The students’ drawings usually succeed or fail, with little in between. The students that fail tend to fail miserably. They are more concerned with trying to make an interesting drawing. They include all sorts of extraneous information, employ all kinds of distracting panel configurations, and often need to get their “character” involved.
The students that succeed do so because they think like graphic designers. They zero-in on the information that needs to be conveyed and make sure that’s what is front and center.
As the old saying goes, it is okay to decorate construction but it is not okay to construct decoration. Comics are more about designing than drawing. A cartoonist does not have to draw well to be successful. Many of the comic strips that appear in the daily newspaper are proof of that. One may argue that the drawings of Cathy Guisewite or Scott Adams are charming or quirky, but few would attest to their rendering skills. The drawings don’t have to be rendered well to succeed, but they do have to be clear.
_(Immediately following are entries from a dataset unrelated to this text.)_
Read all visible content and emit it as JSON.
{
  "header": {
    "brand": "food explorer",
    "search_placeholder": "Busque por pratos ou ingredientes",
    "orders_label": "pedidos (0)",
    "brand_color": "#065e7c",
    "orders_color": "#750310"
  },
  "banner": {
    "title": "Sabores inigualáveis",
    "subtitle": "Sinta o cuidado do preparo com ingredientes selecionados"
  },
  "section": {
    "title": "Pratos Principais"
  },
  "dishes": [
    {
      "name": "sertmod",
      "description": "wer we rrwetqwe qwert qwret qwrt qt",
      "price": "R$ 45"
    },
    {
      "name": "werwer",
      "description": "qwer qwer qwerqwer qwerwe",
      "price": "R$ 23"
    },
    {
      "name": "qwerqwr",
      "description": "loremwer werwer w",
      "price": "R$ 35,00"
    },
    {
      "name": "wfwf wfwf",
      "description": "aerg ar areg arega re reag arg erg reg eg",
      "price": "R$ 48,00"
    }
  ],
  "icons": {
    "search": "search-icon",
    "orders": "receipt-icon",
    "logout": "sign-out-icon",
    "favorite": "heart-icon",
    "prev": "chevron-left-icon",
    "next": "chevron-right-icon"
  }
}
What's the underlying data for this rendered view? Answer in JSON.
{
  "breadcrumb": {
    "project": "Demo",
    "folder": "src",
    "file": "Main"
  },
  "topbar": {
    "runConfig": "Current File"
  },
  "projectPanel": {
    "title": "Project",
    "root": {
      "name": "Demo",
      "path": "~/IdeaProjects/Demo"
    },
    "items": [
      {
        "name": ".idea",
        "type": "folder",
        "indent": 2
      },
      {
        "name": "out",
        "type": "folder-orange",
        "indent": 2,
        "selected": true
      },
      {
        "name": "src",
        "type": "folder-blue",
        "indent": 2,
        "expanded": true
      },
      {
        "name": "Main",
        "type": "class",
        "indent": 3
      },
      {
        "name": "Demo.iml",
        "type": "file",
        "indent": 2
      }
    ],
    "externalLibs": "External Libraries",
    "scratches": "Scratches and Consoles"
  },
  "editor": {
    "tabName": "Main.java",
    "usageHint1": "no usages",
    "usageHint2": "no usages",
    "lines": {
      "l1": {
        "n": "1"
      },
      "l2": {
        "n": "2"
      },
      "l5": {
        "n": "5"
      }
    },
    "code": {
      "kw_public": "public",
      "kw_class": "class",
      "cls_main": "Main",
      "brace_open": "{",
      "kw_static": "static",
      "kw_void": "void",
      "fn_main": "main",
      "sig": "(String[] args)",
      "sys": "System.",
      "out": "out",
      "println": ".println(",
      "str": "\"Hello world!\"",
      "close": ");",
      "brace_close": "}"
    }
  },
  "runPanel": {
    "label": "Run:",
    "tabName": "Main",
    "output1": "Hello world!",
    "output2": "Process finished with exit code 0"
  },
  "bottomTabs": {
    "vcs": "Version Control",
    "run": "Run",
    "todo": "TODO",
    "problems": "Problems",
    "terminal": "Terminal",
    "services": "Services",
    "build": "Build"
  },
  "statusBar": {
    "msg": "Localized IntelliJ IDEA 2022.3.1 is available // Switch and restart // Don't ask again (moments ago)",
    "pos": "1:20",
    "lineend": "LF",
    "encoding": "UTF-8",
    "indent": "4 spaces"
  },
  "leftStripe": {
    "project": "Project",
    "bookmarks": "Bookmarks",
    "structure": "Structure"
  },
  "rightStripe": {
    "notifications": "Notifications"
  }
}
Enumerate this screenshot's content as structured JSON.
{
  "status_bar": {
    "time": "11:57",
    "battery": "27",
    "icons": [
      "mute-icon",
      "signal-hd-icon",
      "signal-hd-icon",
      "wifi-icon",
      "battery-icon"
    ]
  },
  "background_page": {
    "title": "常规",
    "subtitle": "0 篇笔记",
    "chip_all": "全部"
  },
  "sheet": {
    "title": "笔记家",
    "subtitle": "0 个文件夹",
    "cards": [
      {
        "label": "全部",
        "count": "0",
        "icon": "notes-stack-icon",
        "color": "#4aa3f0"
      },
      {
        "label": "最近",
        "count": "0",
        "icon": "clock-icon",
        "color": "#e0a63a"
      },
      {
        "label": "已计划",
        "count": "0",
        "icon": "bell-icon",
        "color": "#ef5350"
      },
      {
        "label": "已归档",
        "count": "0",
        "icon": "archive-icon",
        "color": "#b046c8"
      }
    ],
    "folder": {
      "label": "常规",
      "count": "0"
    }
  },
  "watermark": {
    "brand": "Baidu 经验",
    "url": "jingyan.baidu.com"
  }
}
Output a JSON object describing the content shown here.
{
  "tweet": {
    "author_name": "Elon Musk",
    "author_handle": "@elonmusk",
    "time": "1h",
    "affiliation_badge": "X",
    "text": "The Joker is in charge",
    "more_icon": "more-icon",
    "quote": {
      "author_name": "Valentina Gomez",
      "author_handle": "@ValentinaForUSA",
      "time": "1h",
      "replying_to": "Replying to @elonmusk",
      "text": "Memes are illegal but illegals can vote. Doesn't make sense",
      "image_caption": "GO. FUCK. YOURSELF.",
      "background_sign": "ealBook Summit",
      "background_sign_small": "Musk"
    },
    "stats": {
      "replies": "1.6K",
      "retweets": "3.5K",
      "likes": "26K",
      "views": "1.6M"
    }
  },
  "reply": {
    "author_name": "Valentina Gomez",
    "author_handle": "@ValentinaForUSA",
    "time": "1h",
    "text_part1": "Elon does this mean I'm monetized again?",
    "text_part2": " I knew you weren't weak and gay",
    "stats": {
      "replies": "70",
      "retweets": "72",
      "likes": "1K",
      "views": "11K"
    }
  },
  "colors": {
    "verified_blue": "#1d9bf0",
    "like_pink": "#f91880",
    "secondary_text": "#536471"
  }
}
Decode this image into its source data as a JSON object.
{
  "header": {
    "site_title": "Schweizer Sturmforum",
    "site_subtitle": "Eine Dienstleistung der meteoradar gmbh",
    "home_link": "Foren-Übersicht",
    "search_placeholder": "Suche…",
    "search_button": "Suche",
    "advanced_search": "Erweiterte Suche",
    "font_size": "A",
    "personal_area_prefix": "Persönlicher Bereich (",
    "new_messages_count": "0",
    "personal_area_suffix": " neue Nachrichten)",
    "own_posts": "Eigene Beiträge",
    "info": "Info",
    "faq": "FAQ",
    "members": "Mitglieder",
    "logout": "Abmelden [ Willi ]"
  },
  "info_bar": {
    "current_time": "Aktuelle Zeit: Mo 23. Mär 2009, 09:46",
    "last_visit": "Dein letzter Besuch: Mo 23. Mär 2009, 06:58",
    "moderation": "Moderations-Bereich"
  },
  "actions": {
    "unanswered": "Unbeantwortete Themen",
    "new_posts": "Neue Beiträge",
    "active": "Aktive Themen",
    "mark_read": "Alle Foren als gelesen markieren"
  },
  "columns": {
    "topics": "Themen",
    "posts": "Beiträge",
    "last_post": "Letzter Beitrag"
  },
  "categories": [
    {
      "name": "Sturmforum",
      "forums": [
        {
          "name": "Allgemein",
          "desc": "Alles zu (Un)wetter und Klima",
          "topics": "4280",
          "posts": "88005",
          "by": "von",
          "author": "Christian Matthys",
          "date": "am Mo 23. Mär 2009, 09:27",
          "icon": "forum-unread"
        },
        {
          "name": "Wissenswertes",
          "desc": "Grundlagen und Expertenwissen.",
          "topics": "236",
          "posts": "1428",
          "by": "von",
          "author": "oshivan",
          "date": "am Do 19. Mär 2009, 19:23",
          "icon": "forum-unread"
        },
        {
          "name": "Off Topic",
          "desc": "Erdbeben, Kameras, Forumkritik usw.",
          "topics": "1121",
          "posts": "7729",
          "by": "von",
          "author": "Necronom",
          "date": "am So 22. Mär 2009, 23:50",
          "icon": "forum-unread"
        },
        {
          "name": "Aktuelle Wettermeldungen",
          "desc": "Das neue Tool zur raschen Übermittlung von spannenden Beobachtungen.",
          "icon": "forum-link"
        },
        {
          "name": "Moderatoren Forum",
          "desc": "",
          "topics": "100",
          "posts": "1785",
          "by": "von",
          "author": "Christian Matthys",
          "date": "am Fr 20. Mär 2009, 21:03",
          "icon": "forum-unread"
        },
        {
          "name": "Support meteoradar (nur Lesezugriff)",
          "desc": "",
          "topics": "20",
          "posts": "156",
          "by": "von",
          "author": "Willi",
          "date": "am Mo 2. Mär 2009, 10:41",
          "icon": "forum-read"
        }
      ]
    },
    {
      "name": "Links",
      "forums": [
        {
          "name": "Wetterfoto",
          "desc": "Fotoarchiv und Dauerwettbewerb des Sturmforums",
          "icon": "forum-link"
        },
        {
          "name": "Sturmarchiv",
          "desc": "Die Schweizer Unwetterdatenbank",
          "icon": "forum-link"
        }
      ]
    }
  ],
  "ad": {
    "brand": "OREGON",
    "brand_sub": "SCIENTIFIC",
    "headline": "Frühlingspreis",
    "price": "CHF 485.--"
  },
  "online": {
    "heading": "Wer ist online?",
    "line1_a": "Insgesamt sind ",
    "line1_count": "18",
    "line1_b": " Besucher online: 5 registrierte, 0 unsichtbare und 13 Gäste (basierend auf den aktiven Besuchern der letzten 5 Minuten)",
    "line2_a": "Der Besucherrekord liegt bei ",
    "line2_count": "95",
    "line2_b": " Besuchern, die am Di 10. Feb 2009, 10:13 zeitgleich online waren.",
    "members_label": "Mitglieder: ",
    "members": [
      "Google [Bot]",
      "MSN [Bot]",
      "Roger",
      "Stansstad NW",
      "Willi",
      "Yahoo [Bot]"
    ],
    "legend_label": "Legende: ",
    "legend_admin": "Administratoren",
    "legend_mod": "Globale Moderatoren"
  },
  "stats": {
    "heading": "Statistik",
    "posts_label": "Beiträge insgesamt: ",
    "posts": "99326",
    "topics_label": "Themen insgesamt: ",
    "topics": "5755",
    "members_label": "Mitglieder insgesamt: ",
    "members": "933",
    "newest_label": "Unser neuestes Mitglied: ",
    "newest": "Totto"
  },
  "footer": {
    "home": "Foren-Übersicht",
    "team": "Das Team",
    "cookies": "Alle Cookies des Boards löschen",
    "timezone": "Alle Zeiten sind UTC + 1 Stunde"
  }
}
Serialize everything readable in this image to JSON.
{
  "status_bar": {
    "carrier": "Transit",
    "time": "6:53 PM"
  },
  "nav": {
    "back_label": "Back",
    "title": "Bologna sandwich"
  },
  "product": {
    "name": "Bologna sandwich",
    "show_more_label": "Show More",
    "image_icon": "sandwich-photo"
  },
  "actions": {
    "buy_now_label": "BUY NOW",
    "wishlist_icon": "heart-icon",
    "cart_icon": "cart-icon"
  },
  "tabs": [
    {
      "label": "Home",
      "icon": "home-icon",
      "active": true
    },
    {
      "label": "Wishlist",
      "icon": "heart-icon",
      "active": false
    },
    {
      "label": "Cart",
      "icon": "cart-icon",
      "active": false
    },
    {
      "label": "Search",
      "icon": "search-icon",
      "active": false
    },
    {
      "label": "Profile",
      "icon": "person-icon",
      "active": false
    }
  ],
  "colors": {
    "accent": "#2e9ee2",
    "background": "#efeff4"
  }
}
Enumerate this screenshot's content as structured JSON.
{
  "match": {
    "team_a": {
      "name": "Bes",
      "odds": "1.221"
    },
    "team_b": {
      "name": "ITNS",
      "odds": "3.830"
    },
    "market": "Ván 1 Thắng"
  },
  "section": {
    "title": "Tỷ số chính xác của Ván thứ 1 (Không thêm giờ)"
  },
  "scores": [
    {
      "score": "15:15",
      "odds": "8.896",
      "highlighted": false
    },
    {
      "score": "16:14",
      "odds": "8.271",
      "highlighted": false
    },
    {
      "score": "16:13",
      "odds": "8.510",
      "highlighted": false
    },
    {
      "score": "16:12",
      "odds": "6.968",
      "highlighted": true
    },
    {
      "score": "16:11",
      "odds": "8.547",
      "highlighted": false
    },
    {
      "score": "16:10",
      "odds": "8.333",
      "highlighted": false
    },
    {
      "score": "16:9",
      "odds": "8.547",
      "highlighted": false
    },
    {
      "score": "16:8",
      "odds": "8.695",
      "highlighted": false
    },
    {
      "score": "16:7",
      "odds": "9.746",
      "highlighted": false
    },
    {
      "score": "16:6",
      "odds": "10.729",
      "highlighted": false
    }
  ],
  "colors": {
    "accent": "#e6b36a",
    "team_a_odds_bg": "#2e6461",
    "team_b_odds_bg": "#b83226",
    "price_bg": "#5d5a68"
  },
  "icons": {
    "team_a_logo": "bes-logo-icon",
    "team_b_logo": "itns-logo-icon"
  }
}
This assignment shows how difficult it is to convey information visually even when you have a clear objective. Without a clear sense of where you are going, the task is that much harder. When working on a story, I know I shouldn’t start creating “finished” pages until I feel my objectives are clear.